Butterfly Knotwork Cards
There have been some inquiries about cards printed with some of my Celtic knotwork designs. I made up a small batch with the butterfly printed on some really nice bright white paper with a lovely “touch” (the way the card feels).
These are not Gocco prints, like the ones in the portfolio as those would have to be priced much higher. These look and feel really good, though.
The Knotwork Butterflies are up in the shop now, individually and, in packages of three (for less than the price of two singles).
Spirals Bookmark Redesign
I designed a kirigami Spirals Bookmark last summer, mostly just taking what I did for one of my velvet embossing plates and, using that with minor changes. It was good but, there were a few spots where it was a little fragile – bits of connecting paper less than a millimeter wide.
More recently, I was inspired to redesign the spirals bookmark to make it a bit more robust. While I was at it, I made a few and, made a few of my Celtic key pattern design bookmarks and, put them all up in the new shop section. The designs are available individually, in three-packs and, in a variety pack with all three designs.
Auntie Tanya Kokeshi
The Auntie Tanya kokeshi is kind of a work-in-progress. My friend has three nieces and is her generation’s keeper of the family’s cultural traditions. I modeled this in Nomad Sculpt, 3D printed in nylon resin and, painted by hand (obviously … I need some more practice). I made a tiny azuma bukro out of retired kimono pieces and silk to wrap them. The dolls are about 75mm tall. Bottle cap for scale.
Celtic Key Square Wood Inlay Pins
Playing with some small-scale wood inlay this week, I made these Celtic key pattern pins. The key pattern and larger key square are 30mm x ~3mm thick. The smaller key square is 25mm x ~3mm thick. These are all hardwood maple inlaid with walnut. Everything is cut on the laser, sanded to 650 grit and, finished with wipe-on poly. I attached pin backings with wood glue.
Acrylic Art Pen Caddy
I picked up a set of Uni Posca paint pens while working on a project. They came in several boxes and, I quickly realized they would be a lot more pleasant to use if I had a way to keep them organized. There are a bunch of appropriate caddy designs floating around that use planes with aligned holes. While those use less acrylic, they seem kind of fiddly to insert and remove pens. In the interest of keeping friction while working to a minimum, I designed this divided box caddy. This works well both upright and on horizontally.

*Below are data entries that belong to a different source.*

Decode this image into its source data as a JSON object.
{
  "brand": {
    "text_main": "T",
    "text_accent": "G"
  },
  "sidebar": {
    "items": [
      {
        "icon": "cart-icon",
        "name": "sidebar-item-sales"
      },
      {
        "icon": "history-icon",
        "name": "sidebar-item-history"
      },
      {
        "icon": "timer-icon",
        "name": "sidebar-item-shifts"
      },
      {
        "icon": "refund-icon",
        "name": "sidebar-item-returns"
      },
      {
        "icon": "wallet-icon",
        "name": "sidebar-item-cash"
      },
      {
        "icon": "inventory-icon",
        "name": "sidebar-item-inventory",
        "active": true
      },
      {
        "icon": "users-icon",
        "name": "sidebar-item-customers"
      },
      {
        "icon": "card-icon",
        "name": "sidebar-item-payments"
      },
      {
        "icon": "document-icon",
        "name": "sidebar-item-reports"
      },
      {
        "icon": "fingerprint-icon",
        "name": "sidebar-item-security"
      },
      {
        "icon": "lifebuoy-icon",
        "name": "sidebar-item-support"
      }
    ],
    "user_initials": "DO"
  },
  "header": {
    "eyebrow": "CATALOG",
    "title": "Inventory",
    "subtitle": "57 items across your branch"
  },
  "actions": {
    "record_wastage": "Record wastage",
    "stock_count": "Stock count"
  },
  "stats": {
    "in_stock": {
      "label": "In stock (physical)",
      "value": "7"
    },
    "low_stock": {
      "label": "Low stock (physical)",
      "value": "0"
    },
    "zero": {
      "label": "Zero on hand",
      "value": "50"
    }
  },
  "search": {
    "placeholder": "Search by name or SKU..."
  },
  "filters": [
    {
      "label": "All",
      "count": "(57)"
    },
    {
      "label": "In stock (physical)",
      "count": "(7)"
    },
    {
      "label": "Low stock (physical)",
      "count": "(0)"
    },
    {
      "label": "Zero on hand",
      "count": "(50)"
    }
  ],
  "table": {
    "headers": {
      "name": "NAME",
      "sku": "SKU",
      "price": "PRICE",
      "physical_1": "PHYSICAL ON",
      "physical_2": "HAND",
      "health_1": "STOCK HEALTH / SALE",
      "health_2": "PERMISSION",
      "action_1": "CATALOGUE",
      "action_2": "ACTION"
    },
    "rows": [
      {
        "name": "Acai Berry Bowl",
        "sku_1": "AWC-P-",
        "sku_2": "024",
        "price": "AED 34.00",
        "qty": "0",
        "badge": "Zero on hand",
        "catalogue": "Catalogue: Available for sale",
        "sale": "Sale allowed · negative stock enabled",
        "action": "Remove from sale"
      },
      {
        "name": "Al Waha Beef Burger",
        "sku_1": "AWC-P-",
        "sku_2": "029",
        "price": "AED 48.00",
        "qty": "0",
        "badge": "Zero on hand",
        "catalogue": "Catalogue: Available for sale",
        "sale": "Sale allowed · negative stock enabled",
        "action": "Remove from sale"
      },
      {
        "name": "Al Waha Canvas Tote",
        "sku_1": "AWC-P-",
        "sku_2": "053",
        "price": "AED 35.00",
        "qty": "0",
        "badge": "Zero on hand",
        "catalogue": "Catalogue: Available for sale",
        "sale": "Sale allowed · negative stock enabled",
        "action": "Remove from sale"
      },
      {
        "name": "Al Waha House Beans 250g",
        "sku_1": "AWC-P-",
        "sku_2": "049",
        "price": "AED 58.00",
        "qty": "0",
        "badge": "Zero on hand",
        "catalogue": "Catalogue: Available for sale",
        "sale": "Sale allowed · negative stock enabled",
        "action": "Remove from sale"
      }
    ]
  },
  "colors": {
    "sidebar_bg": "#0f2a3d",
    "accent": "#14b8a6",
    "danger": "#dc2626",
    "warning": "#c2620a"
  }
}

I remember my grandmother working with acrylic in the 70s. I think she would have been amazed at how quick and easy this sort of thing is now with digital fabrication. Solvent bonding the pieces still requires some dexterity and practice to master but, doing precise layout in Inkscape and having the laser cut the pieces perfectly would have been magic back then.